Hollywood production companies, Anonymous Content and Rocklin/Faust Productions, are developing a movie that will follow the Boston Globe's "Spotlight Team" during its year-long investigation into allegations of clergy sex abuse in the Boston archdiocese in 2002.
According to the entertainment business Web site, Deadline.com, the producers hope to make the film in the mode of "All the President's Men," the 1976 Robert Redford and Dustin Hoffman film that re-created Washington Post reporters Bob Woodward's and Carl Bernstein's investigation of the Nixon White House.
"One of the planned film's hooks is that some of the journalists are themselves Catholic and were conflicted as they researched and wrote their stories," Deadline.com reported.
The disaster is now here.

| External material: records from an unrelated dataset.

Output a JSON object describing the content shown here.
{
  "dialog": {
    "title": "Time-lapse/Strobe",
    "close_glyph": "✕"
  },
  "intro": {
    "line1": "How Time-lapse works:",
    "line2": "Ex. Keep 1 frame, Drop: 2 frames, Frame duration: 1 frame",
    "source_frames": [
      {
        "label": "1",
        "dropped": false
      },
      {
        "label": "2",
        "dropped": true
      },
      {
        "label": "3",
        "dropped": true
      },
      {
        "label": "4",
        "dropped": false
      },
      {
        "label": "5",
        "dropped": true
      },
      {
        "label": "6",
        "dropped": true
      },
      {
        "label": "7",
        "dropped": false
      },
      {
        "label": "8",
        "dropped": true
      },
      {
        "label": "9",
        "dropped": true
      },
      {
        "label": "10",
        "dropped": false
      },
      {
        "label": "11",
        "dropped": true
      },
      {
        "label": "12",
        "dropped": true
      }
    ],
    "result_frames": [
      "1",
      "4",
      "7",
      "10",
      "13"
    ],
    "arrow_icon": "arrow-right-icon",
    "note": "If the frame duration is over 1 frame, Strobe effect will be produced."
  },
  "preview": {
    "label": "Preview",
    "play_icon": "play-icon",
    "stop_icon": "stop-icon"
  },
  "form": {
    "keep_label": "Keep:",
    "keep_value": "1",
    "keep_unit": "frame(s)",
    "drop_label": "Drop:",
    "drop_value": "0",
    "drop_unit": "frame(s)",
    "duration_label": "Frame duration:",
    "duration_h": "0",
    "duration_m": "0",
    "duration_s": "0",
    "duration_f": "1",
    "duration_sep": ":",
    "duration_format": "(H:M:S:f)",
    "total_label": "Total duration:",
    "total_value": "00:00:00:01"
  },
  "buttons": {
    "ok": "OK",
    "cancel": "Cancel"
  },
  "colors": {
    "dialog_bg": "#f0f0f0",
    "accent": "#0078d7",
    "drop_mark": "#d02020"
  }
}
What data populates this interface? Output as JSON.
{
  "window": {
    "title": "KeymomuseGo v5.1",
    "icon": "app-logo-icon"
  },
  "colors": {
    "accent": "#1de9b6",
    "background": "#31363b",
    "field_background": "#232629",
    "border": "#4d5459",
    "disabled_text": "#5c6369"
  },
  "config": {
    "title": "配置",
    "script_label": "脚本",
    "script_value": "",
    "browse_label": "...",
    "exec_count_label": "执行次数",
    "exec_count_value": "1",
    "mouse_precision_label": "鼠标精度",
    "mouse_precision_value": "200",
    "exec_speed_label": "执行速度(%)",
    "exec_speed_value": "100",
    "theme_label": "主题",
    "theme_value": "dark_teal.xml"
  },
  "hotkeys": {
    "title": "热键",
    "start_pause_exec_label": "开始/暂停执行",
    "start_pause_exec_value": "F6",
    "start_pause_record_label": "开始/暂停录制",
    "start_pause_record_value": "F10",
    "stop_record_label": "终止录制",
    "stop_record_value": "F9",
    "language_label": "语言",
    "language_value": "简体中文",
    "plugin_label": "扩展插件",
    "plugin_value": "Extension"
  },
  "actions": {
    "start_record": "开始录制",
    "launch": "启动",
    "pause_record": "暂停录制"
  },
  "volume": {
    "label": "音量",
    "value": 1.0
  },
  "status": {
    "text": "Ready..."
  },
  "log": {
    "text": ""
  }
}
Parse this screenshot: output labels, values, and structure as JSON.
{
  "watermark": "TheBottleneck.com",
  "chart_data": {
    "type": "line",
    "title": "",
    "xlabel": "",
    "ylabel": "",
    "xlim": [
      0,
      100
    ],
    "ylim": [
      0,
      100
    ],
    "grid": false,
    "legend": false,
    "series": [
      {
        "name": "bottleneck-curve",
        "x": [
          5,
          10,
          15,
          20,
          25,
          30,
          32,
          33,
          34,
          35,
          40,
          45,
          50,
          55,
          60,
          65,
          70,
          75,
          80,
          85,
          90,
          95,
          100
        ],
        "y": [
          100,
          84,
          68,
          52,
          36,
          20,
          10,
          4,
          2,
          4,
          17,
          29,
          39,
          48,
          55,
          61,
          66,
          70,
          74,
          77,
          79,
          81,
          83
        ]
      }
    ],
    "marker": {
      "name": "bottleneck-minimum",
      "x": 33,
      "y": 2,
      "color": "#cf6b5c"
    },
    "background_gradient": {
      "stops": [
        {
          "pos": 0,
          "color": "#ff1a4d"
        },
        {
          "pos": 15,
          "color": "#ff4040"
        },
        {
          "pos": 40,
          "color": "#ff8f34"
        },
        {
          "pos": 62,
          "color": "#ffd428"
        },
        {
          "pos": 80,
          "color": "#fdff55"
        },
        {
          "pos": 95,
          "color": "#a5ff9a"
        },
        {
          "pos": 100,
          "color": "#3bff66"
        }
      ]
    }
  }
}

The Associated Press is reporting "Rescue crews are cleaning the first bird found coated with oil that's been spewing from a sunken rig in the Gulf of Mexico."
Read this story for more details. Rescuers cleaning 1st oil-coated bird in La. Watch the video clip to see satellite photos of the spill and hear fisherman talk about the looming economic doom they anticipate.
Redemptorist Fr. Ricardo Elford sent an article to me from the Arizona Daily Star. A Tucson cop, Martin H. Escobar, has filed a federal lawsuit challenging Arizona's new legislation cracking down on undocumented workers. The 15-year veteran of the police force claims that the legislation will make it difficult for police to proceed with investigations in places with large Hispanic populations.
"What are we saying to the undocumented who are victims of crimes, what are we saying to the undocumented who are critical witnesses to crimes?" Richard Martinez, Escobar's attorney told the Star. The attorney also expressed dismay at the prospect of racial profiling. "Hey, there's a lot of people lawfully who speak Spanish; there's a lot of people who speak with an accent," Martinez said. "Those tell you that they're Latino or Hispanic or Mexican, but they don't tell you anything about their document status."